Every single record needs to be restated word for word.

(Data items)
---+---
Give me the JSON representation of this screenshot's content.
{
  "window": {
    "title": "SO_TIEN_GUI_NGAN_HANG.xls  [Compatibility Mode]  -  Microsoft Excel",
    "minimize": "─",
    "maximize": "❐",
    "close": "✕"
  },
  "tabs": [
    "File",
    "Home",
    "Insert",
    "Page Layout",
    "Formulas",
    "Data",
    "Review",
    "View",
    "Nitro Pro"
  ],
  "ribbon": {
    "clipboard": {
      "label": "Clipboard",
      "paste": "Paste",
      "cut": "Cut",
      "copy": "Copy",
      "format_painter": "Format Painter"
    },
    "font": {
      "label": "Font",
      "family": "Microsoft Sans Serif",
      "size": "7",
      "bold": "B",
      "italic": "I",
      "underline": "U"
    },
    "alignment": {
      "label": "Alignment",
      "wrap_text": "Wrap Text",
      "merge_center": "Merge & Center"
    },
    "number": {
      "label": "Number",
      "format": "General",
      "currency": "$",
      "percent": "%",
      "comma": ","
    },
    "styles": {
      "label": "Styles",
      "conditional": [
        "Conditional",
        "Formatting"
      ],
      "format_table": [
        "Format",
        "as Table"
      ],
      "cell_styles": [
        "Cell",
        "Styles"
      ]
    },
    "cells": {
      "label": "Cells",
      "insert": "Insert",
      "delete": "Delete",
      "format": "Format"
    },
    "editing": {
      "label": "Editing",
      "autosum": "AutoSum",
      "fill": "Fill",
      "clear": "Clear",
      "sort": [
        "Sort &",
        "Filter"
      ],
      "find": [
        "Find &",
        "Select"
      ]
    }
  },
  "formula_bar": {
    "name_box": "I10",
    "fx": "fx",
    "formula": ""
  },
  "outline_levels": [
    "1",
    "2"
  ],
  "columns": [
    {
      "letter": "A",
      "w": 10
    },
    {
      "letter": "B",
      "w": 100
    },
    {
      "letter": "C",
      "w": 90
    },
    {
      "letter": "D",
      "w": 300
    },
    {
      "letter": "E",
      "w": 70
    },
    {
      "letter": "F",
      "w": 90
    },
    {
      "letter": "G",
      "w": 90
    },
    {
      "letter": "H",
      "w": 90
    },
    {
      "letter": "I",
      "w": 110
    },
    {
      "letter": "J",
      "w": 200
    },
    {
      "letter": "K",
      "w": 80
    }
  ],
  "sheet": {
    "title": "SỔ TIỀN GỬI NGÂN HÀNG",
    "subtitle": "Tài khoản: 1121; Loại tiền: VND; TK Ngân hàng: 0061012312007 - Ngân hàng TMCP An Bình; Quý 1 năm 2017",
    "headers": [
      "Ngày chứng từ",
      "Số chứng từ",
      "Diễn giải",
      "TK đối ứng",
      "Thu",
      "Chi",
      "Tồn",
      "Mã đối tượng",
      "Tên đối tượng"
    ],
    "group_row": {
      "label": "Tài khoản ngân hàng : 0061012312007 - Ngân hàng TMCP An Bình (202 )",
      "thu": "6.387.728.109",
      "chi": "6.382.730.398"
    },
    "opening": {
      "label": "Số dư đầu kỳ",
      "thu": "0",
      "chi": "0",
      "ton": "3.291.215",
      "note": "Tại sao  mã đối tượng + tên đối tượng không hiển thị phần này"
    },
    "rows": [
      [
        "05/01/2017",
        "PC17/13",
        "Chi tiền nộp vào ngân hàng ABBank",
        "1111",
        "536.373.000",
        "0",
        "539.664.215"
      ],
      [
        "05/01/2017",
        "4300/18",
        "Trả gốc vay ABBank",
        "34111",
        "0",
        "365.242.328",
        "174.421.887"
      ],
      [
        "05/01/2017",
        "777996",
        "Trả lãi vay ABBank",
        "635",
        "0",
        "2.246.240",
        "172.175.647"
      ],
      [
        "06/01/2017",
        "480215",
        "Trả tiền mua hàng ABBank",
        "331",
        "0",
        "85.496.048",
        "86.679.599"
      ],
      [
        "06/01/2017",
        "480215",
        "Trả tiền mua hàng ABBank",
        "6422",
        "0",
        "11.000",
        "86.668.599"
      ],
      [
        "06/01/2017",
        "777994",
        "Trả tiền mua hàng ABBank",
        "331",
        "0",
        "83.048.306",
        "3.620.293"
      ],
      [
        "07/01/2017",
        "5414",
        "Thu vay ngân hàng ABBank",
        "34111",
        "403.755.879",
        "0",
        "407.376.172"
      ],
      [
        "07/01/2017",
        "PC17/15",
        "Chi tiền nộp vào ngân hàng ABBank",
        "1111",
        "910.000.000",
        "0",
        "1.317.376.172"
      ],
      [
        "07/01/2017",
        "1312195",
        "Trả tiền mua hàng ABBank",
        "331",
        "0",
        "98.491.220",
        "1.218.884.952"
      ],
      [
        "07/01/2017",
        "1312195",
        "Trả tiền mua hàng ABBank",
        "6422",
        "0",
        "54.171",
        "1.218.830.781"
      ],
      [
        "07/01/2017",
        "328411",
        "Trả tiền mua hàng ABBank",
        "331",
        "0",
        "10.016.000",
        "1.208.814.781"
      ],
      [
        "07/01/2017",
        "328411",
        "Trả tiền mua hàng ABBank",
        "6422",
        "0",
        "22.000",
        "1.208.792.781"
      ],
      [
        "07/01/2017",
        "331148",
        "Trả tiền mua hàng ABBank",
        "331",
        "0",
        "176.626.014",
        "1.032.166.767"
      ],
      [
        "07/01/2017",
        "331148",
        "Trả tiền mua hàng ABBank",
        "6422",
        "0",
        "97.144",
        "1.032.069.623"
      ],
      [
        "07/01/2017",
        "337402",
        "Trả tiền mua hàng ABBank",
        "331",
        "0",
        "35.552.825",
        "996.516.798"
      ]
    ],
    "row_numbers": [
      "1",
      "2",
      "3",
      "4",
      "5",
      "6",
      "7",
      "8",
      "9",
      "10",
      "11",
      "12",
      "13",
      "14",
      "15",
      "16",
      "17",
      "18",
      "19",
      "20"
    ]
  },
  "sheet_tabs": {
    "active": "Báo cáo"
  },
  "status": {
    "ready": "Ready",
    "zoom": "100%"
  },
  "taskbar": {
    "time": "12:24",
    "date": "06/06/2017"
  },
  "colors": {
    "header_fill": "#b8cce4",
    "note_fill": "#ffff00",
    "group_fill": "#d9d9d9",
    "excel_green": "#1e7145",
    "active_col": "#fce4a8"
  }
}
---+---
# Response below
Give me the JSON representation of this screenshot's content.
{
  "window": {
    "title": "SO_TIEN_GUI_NGAN_HANG.xls  [Compatibility Mode]  -  Microsoft Excel",
    "minimize": "─",
    "maximize": "❐",
    "close": "✕"
  },
  "tabs": [
    "File",
    "Home",
    "Insert",
    "Page Layout",
    "Formulas",
    "Data",
    "Review",
    "View",
    "Nitro Pro"
  ],
  "ribbon": {
    "clipboard": {
      "label": "Clipboard",
      "paste": "Paste",
      "cut": "Cut",
      "copy": "Copy",
      "format_painter": "Format Painter"
    },
    "font": {
      "label": "Font",
      "family": "Microsoft Sans Serif",
      "size": "7",
      "bold": "B",
      "italic": "I",
      "underline": "U"
    },
    "alignment": {
      "label": "Alignment",
      "wrap_text": "Wrap Text",
      "merge_center": "Merge & Center"
    },
    "number": {
      "label": "Number",
      "format": "General",
      "currency": "$",
      "percent": "%",
      "comma": ","
    },
    "styles": {
      "label": "Styles",
      "conditional": [
        "Conditional",
        "Formatting"
      ],
      "format_table": [
        "Format",
        "as Table"
      ],
      "cell_styles": [
        "Cell",
        "Styles"
      ]
    },
    "cells": {
      "label": "Cells",
      "insert": "Insert",
      "delete": "Delete",
      "format": "Format"
    },
    "editing": {
      "label": "Editing",
      "autosum": "AutoSum",
      "fill": "Fill",
      "clear": "Clear",
      "sort": [
        "Sort &",
        "Filter"
      ],
      "find": [
        "Find &",
        "Select"
      ]
    }
  },
  "formula_bar": {
    "name_box": "I10",
    "fx": "fx",
    "formula": ""
  },
  "outline_levels": [
    "1",
    "2"
  ],
  "columns": [
    {
      "letter": "A",
      "w": 10
    },
    {
      "letter": "B",
      "w": 100
    },
    {
      "letter": "C",
      "w": 90
    },
    {
      "letter": "D",
      "w": 300
    },
    {
      "letter": "E",
      "w": 70
    },
    {
      "letter": "F",
      "w": 90
    },
    {
      "letter": "G",
      "w": 90
    },
    {
      "letter": "H",
      "w": 90
    },
    {
      "letter": "I",
      "w": 110
    },
    {
      "letter": "J",
      "w": 200
    },
    {
      "letter": "K",
      "w": 80
    }
  ],
  "sheet": {
    "title": "SỔ TIỀN GỬI NGÂN HÀNG",
    "subtitle": "Tài khoản: 1121; Loại tiền: VND; TK Ngân hàng: 0061012312007 - Ngân hàng TMCP An Bình; Quý 1 năm 2017",
    "headers": [
      "Ngày chứng từ",
      "Số chứng từ",
      "Diễn giải",
      "TK đối ứng",
      "Thu",
      "Chi",
      "Tồn",
      "Mã đối tượng",
      "Tên đối tượng"
    ],
    "group_row": {
      "label": "Tài khoản ngân hàng : 0061012312007 - Ngân hàng TMCP An Bình (202 )",
      "thu": "6.387.728.109",
      "chi": "6.382.730.398"
    },
    "opening": {
      "label": "Số dư đầu kỳ",
      "thu": "0",
      "chi": "0",
      "ton": "3.291.215",
      "note": "Tại sao  mã đối tượng + tên đối tượng không hiển thị phần này"
    },
    "rows": [
      [
        "05/01/2017",
        "PC17/13",
        "Chi tiền nộp vào ngân hàng ABBank",
        "1111",
        "536.373.000",
        "0",
        "539.664.215"
      ],
      [
        "05/01/2017",
        "4300/18",
        "Trả gốc vay ABBank",
        "34111",
        "0",
        "365.242.328",
        "174.421.887"
      ],
      [
        "05/01/2017",
        "777996",
        "Trả lãi vay ABBank",
        "635",
        "0",
        "2.246.240",
        "172.175.647"
      ],
      [
        "06/01/2017",
        "480215",
        "Trả tiền mua hàng ABBank",
        "331",
        "0",
        "85.496.048",
        "86.679.599"
      ],
      [
        "06/01/2017",
        "480215",
        "Trả tiền mua hàng ABBank",
        "6422",
        "0",
        "11.000",
        "86.668.599"
      ],
      [
        "06/01/2017",
        "777994",
        "Trả tiền mua hàng ABBank",
        "331",
        "0",
        "83.048.306",
        "3.620.293"
      ],
      [
        "07/01/2017",
        "5414",
        "Thu vay ngân hàng ABBank",
        "34111",
        "403.755.879",
        "0",
        "407.376.172"
      ],
      [
        "07/01/2017",
        "PC17/15",
        "Chi tiền nộp vào ngân hàng ABBank",
        "1111",
        "910.000.000",
        "0",
        "1.317.376.172"
      ],
      [
        "07/01/2017",
        "1312195",
        "Trả tiền mua hàng ABBank",
        "331",
        "0",
        "98.491.220",
        "1.218.884.952"
      ],
      [
        "07/01/2017",
        "1312195",
        "Trả tiền mua hàng ABBank",
        "6422",
        "0",
        "54.171",
        "1.218.830.781"
      ],
      [
        "07/01/2017",
        "328411",
        "Trả tiền mua hàng ABBank",
        "331",
        "0",
        "10.016.000",
        "1.208.814.781"
      ],
      [
        "07/01/2017",
        "328411",
        "Trả tiền mua hàng ABBank",
        "6422",
        "0",
        "22.000",
        "1.208.792.781"
      ],
      [
        "07/01/2017",
        "331148",
        "Trả tiền mua hàng ABBank",
        "331",
        "0",
        "176.626.014",
        "1.032.166.767"
      ],
      [
        "07/01/2017",
        "331148",
        "Trả tiền mua hàng ABBank",
        "6422",
        "0",
        "97.144",
        "1.032.069.623"
      ],
      [
        "07/01/2017",
        "337402",
        "Trả tiền mua hàng ABBank",
        "331",
        "0",
        "35.552.825",
        "996.516.798"
      ]
    ],
    "row_numbers": [
      "1",
      "2",
      "3",
      "4",
      "5",
      "6",
      "7",
      "8",
      "9",
      "10",
      "11",
      "12",
      "13",
      "14",
      "15",
      "16",
      "17",
      "18",
      "19",
      "20"
    ]
  },
  "sheet_tabs": {
    "active": "Báo cáo"
  },
  "status": {
    "ready": "Ready",
    "zoom": "100%"
  },
  "taskbar": {
    "time": "12:24",
    "date": "06/06/2017"
  },
  "colors": {
    "header_fill": "#b8cce4",
    "note_fill": "#ffff00",
    "group_fill": "#d9d9d9",
    "excel_green": "#1e7145",
    "active_col": "#fce4a8"
  }
}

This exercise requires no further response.